• 1 Freemasons Foundation Centre for Men's Health, School of Medicine, University of Adelaide, Adelaide, Australia
  • 2 Department of Movement and Sports Sciences, Ghent University, Brussels, Belgium
  • 3 Health Research Institute, Centre for Physical Activity and Health, Department of Physical Education and Sport Sciences, University of Limerick, Limerick, Ireland
  • 4 Physical Activity Research Group, Appleton Institute, School of Health, Medical and Applied Sciences, Central Queensland University, Rockhampton, Australia
  • 5 Alliance for Research in Exercise, Nutrition and Activity, Sansom Institute, School of Health Sciences, University of South Australia, Adelaide, Australia
  • 6 Department of Rheumatology, Erasmus Medical Center, Rotterdam, Netherlands
  • 7 Saw Swee Hock School of Public Health, National University of Singapore, Singapore, Singapore
  • 8 Centre for Innovative Research Across the Life Course, Faculty of Health and Life Sciences, Coventry University, Coventry, United Kingdom
  • 9 Department of Nutritional Sciences, College of Agriculture & Life Sciences, University of Arizona, Tucson, AZ, United States

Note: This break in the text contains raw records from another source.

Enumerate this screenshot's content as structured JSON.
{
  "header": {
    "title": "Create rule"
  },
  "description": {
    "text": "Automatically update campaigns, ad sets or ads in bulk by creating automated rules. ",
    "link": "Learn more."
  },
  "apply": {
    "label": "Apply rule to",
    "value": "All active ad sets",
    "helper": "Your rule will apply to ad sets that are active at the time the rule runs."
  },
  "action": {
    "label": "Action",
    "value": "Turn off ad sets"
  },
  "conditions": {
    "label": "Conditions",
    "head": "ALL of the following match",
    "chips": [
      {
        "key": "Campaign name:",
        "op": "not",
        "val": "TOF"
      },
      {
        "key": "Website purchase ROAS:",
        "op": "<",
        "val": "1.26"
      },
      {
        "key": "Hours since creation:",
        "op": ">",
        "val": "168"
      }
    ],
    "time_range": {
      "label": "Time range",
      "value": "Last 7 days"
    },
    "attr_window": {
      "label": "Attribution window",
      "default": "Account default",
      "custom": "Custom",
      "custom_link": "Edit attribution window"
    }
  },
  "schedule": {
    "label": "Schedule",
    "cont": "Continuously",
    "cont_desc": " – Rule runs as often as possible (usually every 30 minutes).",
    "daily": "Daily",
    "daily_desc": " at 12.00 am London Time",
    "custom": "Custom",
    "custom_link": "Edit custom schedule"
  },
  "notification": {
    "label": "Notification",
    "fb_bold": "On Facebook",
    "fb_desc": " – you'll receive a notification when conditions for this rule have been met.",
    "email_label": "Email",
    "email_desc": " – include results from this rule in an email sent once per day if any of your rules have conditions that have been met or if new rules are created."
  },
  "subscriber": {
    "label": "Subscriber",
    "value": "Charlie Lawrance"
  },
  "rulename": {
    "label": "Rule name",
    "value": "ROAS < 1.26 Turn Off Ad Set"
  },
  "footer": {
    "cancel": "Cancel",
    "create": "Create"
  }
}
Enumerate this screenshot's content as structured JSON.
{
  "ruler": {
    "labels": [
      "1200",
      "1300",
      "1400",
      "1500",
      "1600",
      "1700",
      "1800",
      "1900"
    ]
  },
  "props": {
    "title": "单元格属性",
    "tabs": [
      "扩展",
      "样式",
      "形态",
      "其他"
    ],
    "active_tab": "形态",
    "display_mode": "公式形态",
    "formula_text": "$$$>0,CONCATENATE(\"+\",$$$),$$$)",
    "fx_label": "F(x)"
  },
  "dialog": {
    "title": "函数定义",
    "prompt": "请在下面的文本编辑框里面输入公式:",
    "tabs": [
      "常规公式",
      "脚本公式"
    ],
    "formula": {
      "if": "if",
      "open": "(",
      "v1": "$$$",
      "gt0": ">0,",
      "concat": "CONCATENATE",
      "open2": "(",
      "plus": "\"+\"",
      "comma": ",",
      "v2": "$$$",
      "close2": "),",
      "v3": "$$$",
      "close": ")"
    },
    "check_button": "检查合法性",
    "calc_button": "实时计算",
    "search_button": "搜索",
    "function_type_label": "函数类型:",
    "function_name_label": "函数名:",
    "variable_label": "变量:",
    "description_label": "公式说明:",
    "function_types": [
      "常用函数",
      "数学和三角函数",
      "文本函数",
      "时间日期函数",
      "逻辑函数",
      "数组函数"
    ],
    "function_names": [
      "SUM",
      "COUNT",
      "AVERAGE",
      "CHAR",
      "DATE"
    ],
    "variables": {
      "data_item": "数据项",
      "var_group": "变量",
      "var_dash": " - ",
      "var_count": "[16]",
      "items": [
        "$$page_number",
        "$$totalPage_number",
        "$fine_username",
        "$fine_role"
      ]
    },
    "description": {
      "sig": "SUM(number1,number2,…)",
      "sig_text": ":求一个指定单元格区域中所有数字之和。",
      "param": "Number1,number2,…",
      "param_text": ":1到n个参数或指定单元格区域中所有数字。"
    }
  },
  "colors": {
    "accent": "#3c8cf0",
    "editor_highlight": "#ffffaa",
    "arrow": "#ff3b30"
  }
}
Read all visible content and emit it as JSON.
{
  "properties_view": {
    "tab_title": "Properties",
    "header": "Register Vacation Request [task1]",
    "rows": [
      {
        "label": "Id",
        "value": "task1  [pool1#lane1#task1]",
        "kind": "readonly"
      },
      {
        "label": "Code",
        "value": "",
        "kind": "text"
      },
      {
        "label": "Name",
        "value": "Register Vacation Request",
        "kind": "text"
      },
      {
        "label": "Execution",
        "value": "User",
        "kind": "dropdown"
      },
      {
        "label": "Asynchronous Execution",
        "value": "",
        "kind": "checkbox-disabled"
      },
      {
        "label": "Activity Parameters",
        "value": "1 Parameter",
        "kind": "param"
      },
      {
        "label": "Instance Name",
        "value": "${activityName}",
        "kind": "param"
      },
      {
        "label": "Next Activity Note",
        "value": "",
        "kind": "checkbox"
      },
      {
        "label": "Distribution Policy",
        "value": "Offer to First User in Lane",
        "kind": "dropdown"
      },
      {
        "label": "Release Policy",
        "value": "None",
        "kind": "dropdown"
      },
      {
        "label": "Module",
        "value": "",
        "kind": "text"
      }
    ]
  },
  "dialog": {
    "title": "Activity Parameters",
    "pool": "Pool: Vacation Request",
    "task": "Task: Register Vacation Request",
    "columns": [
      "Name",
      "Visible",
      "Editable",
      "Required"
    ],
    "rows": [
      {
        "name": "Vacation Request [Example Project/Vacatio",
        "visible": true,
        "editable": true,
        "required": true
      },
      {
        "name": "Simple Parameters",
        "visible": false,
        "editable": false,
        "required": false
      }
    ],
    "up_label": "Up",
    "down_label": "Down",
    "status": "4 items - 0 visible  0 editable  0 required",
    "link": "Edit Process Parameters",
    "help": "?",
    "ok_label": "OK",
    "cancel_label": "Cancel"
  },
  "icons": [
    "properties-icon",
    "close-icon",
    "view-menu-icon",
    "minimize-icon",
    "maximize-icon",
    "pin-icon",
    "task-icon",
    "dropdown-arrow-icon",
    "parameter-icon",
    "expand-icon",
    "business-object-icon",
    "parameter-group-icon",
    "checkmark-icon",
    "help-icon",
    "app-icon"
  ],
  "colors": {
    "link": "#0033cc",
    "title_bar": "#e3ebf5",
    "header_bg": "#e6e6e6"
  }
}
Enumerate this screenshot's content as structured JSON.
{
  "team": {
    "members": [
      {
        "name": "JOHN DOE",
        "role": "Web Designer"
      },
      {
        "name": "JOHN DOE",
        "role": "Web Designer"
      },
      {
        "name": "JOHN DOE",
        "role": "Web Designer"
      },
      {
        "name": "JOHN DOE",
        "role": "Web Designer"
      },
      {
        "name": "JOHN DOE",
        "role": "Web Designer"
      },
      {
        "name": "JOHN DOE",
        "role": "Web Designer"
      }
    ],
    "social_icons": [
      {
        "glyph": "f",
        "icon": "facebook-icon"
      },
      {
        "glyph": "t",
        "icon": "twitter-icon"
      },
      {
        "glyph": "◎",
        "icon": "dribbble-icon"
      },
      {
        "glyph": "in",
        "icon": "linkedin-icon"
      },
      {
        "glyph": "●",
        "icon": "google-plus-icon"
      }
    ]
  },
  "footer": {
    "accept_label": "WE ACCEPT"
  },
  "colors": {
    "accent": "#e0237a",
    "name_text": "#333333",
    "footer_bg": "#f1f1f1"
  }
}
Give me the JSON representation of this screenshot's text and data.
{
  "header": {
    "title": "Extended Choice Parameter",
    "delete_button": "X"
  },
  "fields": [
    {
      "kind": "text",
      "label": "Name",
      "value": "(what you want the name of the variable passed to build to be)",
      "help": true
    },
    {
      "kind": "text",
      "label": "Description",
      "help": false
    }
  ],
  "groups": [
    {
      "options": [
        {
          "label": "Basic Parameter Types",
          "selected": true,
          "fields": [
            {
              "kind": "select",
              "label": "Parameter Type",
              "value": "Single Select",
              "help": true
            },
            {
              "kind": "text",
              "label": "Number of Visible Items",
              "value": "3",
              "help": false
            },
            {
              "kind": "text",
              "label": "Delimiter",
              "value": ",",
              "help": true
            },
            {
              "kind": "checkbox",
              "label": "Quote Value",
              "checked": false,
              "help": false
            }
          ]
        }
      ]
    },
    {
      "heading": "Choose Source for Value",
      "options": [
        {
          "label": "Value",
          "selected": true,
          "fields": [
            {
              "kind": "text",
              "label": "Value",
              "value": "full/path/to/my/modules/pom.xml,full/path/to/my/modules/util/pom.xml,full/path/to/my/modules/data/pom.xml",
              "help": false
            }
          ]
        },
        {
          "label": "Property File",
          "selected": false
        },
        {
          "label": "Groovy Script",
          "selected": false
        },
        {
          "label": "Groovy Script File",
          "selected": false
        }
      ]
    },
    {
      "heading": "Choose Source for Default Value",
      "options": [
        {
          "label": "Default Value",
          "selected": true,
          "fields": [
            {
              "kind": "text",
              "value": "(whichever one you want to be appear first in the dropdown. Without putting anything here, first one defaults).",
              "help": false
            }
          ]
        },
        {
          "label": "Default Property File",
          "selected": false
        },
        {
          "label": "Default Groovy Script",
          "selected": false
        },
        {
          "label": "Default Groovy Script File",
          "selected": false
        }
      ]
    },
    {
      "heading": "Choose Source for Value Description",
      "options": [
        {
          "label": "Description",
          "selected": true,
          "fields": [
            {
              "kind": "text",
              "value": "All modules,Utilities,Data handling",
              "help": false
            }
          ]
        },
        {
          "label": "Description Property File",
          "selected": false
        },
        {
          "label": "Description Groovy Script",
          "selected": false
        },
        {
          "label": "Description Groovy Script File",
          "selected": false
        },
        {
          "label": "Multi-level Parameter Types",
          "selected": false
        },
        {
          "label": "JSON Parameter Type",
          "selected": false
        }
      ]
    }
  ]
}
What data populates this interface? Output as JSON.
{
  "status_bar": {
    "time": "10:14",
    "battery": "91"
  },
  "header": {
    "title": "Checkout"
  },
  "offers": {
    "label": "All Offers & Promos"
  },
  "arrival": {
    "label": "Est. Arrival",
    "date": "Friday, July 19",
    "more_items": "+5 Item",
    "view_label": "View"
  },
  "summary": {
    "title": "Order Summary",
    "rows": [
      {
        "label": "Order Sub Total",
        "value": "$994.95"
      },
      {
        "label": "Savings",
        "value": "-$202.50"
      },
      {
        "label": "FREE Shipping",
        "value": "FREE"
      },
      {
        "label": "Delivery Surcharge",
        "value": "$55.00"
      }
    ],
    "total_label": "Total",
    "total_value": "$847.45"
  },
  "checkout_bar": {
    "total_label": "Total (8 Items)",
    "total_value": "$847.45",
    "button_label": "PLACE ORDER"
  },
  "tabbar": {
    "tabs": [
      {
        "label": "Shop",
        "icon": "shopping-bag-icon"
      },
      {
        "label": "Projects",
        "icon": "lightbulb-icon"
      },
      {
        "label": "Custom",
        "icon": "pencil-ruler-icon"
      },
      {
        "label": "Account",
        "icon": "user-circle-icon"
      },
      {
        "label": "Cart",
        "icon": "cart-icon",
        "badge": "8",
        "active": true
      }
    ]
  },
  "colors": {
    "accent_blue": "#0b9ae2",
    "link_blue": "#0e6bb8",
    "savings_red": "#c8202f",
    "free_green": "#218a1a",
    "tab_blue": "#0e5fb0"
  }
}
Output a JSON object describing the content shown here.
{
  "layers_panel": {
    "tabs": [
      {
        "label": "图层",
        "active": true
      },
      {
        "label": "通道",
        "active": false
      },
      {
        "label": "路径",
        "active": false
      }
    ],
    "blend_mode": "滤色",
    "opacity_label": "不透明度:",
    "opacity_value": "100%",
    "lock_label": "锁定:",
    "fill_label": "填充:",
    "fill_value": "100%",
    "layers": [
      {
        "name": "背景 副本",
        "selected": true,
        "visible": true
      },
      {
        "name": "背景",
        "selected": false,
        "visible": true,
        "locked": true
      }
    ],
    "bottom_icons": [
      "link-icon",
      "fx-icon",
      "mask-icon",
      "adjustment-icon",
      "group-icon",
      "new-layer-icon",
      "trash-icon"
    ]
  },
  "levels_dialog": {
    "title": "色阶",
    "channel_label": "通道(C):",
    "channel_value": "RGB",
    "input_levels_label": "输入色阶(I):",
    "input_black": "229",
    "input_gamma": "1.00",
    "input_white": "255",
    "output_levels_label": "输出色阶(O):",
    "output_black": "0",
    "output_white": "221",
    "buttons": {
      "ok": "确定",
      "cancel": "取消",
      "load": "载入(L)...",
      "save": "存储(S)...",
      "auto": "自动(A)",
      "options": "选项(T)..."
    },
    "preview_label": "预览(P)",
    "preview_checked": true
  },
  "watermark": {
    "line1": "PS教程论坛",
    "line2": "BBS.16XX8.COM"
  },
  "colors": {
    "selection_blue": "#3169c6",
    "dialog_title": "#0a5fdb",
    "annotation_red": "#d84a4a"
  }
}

  • 10 Department of Health Promotion, Care and Public Health Research Institute, Maastricht University, Maastricht, Netherlands
J Med Internet Res, 2018 11 16;20(11):e292.
PMID: 30446482 DOI: 10.2196/jmir.9397


Engagement in electronic health (eHealth) and mobile health (mHealth) behavior change interventions is thought to be important for intervention effectiveness, though what constitutes engagement and how it enhances efficacy has been somewhat unclear in the literature. Recently published detailed definitions and conceptual models of engagement have helped to build consensus around a definition of engagement and improve our understanding of how engagement may influence effectiveness. This work has helped to establish a clearer research agenda. However, to test the hypotheses generated by the conceptual modules, we need to know how to measure engagement in a valid and reliable way. The aim of this viewpoint is to provide an overview of engagement measurement options that can be employed in eHealth and mHealth behavior change intervention evaluations, discuss methodological considerations, and provide direction for future research. To identify measures, we used snowball sampling, starting from systematic reviews of engagement research as well as those utilized in studies known to the authors. A wide range of methods to measure engagement were identified, including qualitative measures, self-report questionnaires, ecological momentary assessments, system usage data, sensor data, social media data, and psychophysiological measures. Each measurement method is appraised and examples are provided to illustrate possible use in eHealth and mHealth behavior change research. Recommendations for future research are provided, based on the limitations of current methods and the heavy reliance on system usage data as the sole assessment of engagement. The validation and adoption of a wider range of engagement measurements and their thoughtful application to the study of engagement are encouraged.

* Title and MeSH Headings from MEDLINE®/PubMed®, a database of the U.S. National Library of Medicine.